MATERIALS PROVIDED:
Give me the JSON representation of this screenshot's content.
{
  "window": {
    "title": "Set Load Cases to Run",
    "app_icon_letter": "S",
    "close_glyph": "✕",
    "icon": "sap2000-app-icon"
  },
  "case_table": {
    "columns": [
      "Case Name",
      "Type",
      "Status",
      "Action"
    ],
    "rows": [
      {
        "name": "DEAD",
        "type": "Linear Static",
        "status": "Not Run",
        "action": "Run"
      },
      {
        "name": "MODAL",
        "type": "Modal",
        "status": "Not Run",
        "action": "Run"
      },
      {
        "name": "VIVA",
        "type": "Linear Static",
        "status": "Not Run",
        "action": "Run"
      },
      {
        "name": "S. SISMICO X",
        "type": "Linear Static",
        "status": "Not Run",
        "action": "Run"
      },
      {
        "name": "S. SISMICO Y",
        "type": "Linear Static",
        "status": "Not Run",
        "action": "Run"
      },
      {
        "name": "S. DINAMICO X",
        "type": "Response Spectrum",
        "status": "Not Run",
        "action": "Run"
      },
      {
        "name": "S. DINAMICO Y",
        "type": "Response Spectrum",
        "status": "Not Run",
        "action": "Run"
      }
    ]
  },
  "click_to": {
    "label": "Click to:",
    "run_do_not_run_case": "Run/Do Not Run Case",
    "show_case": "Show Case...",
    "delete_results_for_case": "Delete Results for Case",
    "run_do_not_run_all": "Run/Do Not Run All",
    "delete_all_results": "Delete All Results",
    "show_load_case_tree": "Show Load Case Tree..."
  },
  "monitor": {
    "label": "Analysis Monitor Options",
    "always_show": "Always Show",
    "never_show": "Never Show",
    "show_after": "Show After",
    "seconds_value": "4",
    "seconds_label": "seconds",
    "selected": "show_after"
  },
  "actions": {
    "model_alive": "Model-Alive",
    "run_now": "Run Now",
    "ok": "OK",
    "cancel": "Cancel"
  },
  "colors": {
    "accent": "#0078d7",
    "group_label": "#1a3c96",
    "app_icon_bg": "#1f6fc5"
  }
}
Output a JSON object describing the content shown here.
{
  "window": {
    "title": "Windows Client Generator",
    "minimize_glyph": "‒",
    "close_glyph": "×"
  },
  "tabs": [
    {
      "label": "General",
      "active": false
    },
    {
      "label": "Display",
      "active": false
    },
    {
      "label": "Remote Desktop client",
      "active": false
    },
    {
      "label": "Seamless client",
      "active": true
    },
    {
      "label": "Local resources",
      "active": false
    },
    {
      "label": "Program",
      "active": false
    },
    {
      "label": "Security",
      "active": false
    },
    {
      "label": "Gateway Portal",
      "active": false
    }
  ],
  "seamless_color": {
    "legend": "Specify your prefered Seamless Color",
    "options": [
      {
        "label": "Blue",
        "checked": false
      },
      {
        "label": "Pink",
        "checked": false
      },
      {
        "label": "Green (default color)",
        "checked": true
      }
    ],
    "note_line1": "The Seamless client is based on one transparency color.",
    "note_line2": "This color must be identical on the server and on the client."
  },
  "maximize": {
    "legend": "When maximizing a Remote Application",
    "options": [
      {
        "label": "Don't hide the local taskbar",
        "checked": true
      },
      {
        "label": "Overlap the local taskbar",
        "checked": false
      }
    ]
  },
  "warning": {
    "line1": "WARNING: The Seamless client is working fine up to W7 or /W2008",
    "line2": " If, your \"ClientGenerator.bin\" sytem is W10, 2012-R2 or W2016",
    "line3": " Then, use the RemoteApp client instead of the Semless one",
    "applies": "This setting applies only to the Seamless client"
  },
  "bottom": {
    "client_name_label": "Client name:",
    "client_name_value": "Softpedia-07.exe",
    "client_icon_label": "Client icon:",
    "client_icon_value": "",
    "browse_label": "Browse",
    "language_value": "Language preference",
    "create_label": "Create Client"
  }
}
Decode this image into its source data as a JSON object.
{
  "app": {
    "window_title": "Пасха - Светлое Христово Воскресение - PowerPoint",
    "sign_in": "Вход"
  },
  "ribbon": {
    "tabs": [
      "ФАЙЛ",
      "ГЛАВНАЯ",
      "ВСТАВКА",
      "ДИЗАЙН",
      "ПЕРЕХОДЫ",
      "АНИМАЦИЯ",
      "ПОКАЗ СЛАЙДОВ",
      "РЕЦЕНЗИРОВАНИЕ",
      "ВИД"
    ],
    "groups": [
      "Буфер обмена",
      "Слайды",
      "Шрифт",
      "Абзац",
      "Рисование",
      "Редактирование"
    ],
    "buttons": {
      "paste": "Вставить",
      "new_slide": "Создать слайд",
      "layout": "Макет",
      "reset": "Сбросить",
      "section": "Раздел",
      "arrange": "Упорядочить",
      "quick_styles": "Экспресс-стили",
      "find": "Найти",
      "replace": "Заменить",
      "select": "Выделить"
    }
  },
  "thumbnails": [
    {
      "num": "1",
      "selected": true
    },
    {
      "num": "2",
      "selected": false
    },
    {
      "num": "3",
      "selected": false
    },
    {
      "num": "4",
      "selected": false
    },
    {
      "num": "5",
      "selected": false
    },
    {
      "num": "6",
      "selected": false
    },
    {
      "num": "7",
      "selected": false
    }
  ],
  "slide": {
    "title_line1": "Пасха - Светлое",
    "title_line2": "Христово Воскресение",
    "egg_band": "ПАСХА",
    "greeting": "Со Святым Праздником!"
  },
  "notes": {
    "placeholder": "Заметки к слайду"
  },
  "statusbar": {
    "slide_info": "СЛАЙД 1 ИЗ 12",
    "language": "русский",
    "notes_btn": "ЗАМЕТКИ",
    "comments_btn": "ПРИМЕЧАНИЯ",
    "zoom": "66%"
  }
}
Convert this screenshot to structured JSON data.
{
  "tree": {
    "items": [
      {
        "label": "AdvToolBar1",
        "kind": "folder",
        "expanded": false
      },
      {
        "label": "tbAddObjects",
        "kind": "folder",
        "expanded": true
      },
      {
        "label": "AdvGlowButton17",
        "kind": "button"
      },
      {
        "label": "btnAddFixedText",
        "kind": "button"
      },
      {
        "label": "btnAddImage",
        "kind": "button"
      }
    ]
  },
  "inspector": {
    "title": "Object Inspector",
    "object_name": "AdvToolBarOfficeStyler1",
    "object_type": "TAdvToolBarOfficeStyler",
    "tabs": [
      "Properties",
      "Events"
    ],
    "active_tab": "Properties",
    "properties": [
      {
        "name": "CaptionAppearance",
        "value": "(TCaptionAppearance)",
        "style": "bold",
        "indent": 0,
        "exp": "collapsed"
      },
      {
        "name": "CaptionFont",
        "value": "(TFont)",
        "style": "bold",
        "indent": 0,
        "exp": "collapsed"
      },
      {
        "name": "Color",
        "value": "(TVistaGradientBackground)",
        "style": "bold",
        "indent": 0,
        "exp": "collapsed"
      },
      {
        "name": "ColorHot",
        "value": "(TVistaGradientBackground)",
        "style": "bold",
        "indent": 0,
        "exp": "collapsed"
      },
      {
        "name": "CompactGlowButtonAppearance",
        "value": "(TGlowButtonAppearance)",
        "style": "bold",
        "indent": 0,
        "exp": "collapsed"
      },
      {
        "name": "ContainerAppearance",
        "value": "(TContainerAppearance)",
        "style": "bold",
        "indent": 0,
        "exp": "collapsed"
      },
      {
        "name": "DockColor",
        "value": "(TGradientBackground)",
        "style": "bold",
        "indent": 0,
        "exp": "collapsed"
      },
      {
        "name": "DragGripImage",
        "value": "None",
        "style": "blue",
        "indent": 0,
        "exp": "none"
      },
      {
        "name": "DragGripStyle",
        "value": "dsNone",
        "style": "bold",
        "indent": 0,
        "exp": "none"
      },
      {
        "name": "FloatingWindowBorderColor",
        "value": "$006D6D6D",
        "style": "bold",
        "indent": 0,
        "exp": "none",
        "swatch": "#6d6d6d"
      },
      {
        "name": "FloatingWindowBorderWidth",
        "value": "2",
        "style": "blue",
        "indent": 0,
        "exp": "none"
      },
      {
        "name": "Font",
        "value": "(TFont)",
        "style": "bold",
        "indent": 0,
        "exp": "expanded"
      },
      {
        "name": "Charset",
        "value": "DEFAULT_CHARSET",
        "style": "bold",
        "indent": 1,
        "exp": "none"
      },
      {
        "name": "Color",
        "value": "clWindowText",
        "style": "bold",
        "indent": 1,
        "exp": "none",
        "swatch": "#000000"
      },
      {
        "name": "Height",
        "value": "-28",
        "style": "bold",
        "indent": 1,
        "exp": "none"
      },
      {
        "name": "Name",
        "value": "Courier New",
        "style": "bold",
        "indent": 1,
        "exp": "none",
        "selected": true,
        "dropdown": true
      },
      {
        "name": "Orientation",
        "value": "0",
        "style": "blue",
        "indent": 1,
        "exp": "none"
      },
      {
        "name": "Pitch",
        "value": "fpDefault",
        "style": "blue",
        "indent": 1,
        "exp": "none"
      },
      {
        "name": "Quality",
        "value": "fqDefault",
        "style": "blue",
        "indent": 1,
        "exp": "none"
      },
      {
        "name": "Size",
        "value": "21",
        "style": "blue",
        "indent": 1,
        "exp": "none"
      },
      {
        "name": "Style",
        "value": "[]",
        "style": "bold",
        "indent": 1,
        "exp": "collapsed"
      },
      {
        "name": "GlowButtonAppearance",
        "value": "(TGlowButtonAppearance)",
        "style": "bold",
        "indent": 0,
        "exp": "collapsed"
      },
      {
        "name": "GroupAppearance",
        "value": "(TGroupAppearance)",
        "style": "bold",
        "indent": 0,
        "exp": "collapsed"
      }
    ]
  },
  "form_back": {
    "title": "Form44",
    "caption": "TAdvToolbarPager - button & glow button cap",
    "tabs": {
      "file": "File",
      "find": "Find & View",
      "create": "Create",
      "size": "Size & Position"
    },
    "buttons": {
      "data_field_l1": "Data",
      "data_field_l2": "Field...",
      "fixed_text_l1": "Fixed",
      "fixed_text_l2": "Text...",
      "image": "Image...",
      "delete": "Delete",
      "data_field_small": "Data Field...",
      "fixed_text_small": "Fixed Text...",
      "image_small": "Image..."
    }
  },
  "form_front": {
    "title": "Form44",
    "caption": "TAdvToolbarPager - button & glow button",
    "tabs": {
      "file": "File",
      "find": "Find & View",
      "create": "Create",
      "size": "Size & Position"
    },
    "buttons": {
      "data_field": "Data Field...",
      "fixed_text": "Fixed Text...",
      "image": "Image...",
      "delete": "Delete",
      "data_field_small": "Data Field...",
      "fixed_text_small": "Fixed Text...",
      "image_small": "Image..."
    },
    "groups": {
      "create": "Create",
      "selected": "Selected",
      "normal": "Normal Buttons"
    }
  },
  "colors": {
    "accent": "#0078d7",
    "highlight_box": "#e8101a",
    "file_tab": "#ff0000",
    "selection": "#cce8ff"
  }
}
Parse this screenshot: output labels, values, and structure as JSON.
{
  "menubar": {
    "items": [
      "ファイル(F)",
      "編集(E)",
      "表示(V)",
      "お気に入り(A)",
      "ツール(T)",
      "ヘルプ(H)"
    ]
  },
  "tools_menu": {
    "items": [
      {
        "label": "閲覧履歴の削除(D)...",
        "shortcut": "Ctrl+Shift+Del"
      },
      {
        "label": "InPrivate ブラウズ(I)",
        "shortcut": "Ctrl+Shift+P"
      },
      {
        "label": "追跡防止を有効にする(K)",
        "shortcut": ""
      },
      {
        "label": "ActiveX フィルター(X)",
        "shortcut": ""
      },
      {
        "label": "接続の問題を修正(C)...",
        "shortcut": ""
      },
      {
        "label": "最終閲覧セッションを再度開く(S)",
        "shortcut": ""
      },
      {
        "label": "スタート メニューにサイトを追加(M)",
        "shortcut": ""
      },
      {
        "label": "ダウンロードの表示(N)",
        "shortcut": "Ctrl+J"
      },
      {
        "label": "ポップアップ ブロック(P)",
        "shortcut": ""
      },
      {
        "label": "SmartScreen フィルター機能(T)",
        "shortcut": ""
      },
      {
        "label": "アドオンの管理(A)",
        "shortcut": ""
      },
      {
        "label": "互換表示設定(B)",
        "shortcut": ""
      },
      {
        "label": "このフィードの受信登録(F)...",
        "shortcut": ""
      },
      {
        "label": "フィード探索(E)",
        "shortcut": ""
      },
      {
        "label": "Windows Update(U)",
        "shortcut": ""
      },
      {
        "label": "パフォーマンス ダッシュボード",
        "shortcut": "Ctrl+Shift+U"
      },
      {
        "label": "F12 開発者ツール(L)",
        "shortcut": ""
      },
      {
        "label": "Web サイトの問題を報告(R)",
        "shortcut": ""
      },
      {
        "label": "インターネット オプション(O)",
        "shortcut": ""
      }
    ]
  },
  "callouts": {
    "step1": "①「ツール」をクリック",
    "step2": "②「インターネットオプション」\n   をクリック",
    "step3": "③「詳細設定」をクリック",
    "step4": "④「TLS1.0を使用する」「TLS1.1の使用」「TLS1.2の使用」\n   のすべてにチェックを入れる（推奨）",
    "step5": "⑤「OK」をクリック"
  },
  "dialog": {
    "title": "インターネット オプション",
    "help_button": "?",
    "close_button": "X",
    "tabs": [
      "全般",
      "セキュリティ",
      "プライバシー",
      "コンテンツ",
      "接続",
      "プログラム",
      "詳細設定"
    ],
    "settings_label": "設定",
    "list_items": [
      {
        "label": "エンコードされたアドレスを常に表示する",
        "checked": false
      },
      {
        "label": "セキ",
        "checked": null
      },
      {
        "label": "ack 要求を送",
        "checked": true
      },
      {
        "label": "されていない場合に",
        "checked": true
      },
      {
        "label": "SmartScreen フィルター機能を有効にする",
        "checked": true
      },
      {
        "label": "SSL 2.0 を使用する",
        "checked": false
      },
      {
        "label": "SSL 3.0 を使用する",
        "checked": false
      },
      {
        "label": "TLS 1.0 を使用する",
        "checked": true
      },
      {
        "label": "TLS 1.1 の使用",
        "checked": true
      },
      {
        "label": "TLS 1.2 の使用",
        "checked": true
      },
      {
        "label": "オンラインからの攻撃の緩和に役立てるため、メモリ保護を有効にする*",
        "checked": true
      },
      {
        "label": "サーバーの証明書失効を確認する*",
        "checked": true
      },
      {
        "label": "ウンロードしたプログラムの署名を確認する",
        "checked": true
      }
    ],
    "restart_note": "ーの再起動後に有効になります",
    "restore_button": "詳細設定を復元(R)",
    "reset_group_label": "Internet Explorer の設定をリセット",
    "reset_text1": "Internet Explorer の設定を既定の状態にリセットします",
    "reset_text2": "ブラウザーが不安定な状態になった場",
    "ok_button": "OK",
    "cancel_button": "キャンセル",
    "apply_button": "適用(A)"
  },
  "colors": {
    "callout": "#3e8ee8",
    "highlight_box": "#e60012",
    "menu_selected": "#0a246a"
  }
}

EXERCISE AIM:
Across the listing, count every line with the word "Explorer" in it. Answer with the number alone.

EXERCISE SOLUTION:
2